In the second working group session, “Reviving cultural and humanitarian relations as a way to strengthen friendship and mutual trust”, a no less broad range of topics was discussed. For example, it was about cooperation in researching, preserving and promoting the historical and cultural heritage of Central and South Asia. Likewise, joint projects in the fields of education, social support and protection of the interests of youth, health care, science and technology, ecology and tourism were discussed.
The third working group, “Regional Security: Challenges and Threats” dealt with the perspectives of regional coordination in combating new threats and challenges as well as ensuring the security of cross-border infrastructures. The new responsibility of the regional actors for the stabilisation of Afghanistan after the withdrawal of the troops of the Western alliance took a central role here. It became clear that it will not be politically feasible in the foreseeable future to implement a foreign system in Afghan society. Instead, coordinated steps must now be taken to bring about peace within society, negotiations between the various factions and, in particular, to secure the basic humanitarian and social situation of the population in Afghanistan. Uzbekistan’s ambitious policy, which, in addition to domestic reforms, is also oriented towards a new foreign policy with regional aspirations, promises to continue to provide constructive impulses in the near future and thus to make an important contribution to global security.
In the closing plenary of the conference, Foreign Minister Abdulaziz Kamilov summed up the central results of the meeting. In addition to the numerous concrete agreements, meetings and informal exchanges on the sidelines of the official events, this conference can rightly be called a milestone in the revival of international relations after the outbreak of the Corona pandemic. This high-level, world-class conference and the creation of the International Institute of Central Asia illustrate Uzbekistan’s willingness to promote close regional and inter-regional relations in all respects, to strengthen multilateral dialogue and to address the key issues of the day in a constructive and forward-looking manner. It will remain a key achievement of President Shavkat Mirziyoyev in 2021 to have brought together the policymakers not only of Central and South Asia but also of wider global and regional powers, to the table to re-address the many other pressing policy issues beyond pandemic control.
The fact that this conference was not held in Washington or Brussels, but in the heart of Central Asia, also opens up a clear view of the reality of the polycentric world order and the preferences of the actors shaping it. China, Russia, India, the states of Central Asia and the Arab world together represent a solid majority of the world’s population in both demographic and economic terms.

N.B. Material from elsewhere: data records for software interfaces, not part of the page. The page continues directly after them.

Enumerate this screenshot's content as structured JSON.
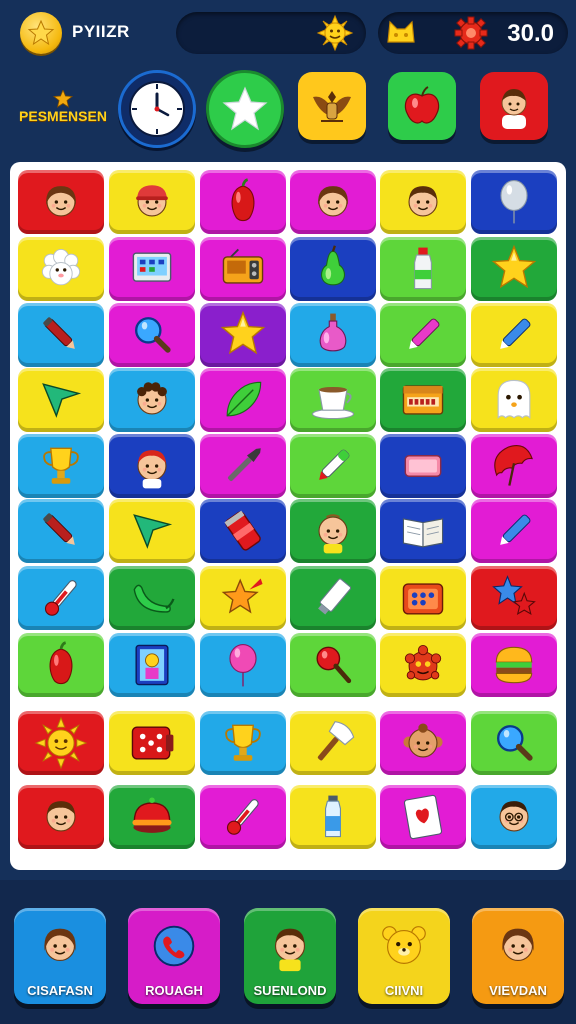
{
  "player": {
    "name": "PYIIZR",
    "avatar_icon": "gold-star-coin-icon"
  },
  "status": {
    "score": "30.0",
    "left_icon": "sun-face-icon",
    "right_icons": [
      "cat-head-icon",
      "gear-icon"
    ]
  },
  "rank": {
    "label": "PESMENSEN",
    "icon": "gold-star-icon"
  },
  "powerups": [
    {
      "name": "clock",
      "icon": "clock-icon"
    },
    {
      "name": "star",
      "icon": "star-icon"
    },
    {
      "name": "eagle",
      "icon": "eagle-emblem-icon"
    },
    {
      "name": "apple",
      "icon": "apple-icon"
    },
    {
      "name": "boy",
      "icon": "boy-avatar-icon"
    }
  ],
  "board": {
    "rows": [
      [
        {
          "c": "#e0191e",
          "i": "face-girl"
        },
        {
          "c": "#f6e21c",
          "i": "face-boy-cap"
        },
        {
          "c": "#e21cd4",
          "i": "pepper"
        },
        {
          "c": "#e21cd4",
          "i": "face-girl"
        },
        {
          "c": "#f6e21c",
          "i": "face-boy"
        },
        {
          "c": "#1b3fc0",
          "i": "balloon"
        }
      ],
      [
        {
          "c": "#f6e21c",
          "i": "sheep"
        },
        {
          "c": "#e21cd4",
          "i": "tablet"
        },
        {
          "c": "#e21cd4",
          "i": "radio"
        },
        {
          "c": "#1b3fc0",
          "i": "pear"
        },
        {
          "c": "#5ed63a",
          "i": "bottle"
        },
        {
          "c": "#22a83a",
          "i": "star"
        }
      ],
      [
        {
          "c": "#22a9e8",
          "i": "marker"
        },
        {
          "c": "#e21cd4",
          "i": "magnifier"
        },
        {
          "c": "#8a1fcc",
          "i": "star"
        },
        {
          "c": "#22a9e8",
          "i": "potion"
        },
        {
          "c": "#5ed63a",
          "i": "marker-pink"
        },
        {
          "c": "#f6e21c",
          "i": "marker-blue"
        }
      ],
      [
        {
          "c": "#f6e21c",
          "i": "arrow"
        },
        {
          "c": "#22a9e8",
          "i": "face-curly"
        },
        {
          "c": "#e21cd4",
          "i": "leaf"
        },
        {
          "c": "#5ed63a",
          "i": "cup"
        },
        {
          "c": "#22a83a",
          "i": "box"
        },
        {
          "c": "#f6e21c",
          "i": "ghost"
        }
      ],
      [
        {
          "c": "#22a9e8",
          "i": "trophy"
        },
        {
          "c": "#1b3fc0",
          "i": "face-red-hair"
        },
        {
          "c": "#e21cd4",
          "i": "brush"
        },
        {
          "c": "#5ed63a",
          "i": "marker-green"
        },
        {
          "c": "#1b3fc0",
          "i": "eraser"
        },
        {
          "c": "#e21cd4",
          "i": "umbrella"
        }
      ],
      [
        {
          "c": "#22a9e8",
          "i": "marker"
        },
        {
          "c": "#f6e21c",
          "i": "arrow"
        },
        {
          "c": "#1b3fc0",
          "i": "can"
        },
        {
          "c": "#22a83a",
          "i": "baby"
        },
        {
          "c": "#1b3fc0",
          "i": "book"
        },
        {
          "c": "#e21cd4",
          "i": "marker-blue"
        }
      ],
      [
        {
          "c": "#22a9e8",
          "i": "thermometer"
        },
        {
          "c": "#22a83a",
          "i": "chili"
        },
        {
          "c": "#f6e21c",
          "i": "star-rocket"
        },
        {
          "c": "#22a83a",
          "i": "tube"
        },
        {
          "c": "#f6e21c",
          "i": "dice-box"
        },
        {
          "c": "#e0191e",
          "i": "stars"
        }
      ],
      [
        {
          "c": "#5ed63a",
          "i": "pepper"
        },
        {
          "c": "#22a9e8",
          "i": "frame"
        },
        {
          "c": "#22a9e8",
          "i": "balloon-pink"
        },
        {
          "c": "#5ed63a",
          "i": "lollipop"
        },
        {
          "c": "#f6e21c",
          "i": "monster"
        },
        {
          "c": "#e21cd4",
          "i": "burger"
        }
      ],
      [
        {
          "c": "#e0191e",
          "i": "sun"
        },
        {
          "c": "#f6e21c",
          "i": "dice-box-red"
        },
        {
          "c": "#22a9e8",
          "i": "trophy"
        },
        {
          "c": "#f6e21c",
          "i": "hammer"
        },
        {
          "c": "#e21cd4",
          "i": "face-monkey"
        },
        {
          "c": "#5ed63a",
          "i": "magnifier"
        }
      ],
      [
        {
          "c": "#e0191e",
          "i": "face-boy"
        },
        {
          "c": "#22a83a",
          "i": "pot"
        },
        {
          "c": "#e21cd4",
          "i": "thermometer"
        },
        {
          "c": "#f6e21c",
          "i": "bottle-blue"
        },
        {
          "c": "#e21cd4",
          "i": "card"
        },
        {
          "c": "#22a9e8",
          "i": "face-glasses"
        }
      ]
    ]
  },
  "dock": [
    {
      "label": "CISAFASN",
      "color": "#1a8fe0",
      "icon": "girl-avatar-icon"
    },
    {
      "label": "ROUAGH",
      "color": "#d61cc8",
      "icon": "phone-icon"
    },
    {
      "label": "SUENLOND",
      "color": "#1fa33a",
      "icon": "boy-avatar-icon"
    },
    {
      "label": "CIIVNI",
      "color": "#f4d41c",
      "icon": "bear-icon"
    },
    {
      "label": "VIEVDAN",
      "color": "#f59a12",
      "icon": "girl-avatar-icon"
    }
  ]
}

Germany and Europe are recommended to play a stronger role in such initiatives at the level of political decision-makers if they do not want to lose their cultural and economic capital in the region and continue to play a role in the new global policy-making centres of the multipolar world.
This monitoring article is an external contribution provided by the German scholar and researcher Urs Unkauf who attended the Conference in Tashkent. The opinion and views expressed in this article are those of the author and do not necessarily reflect the official policy or position of ASRIE Analytica. Any content provided by external experts and authors are of their opinion and are not intended to malign any religion, ethnic group, club, organization, company, individual or anyone or anything. For more information, geopolitical analysis or risk assessments about Central and South Asia, please contact our team at email@example.com.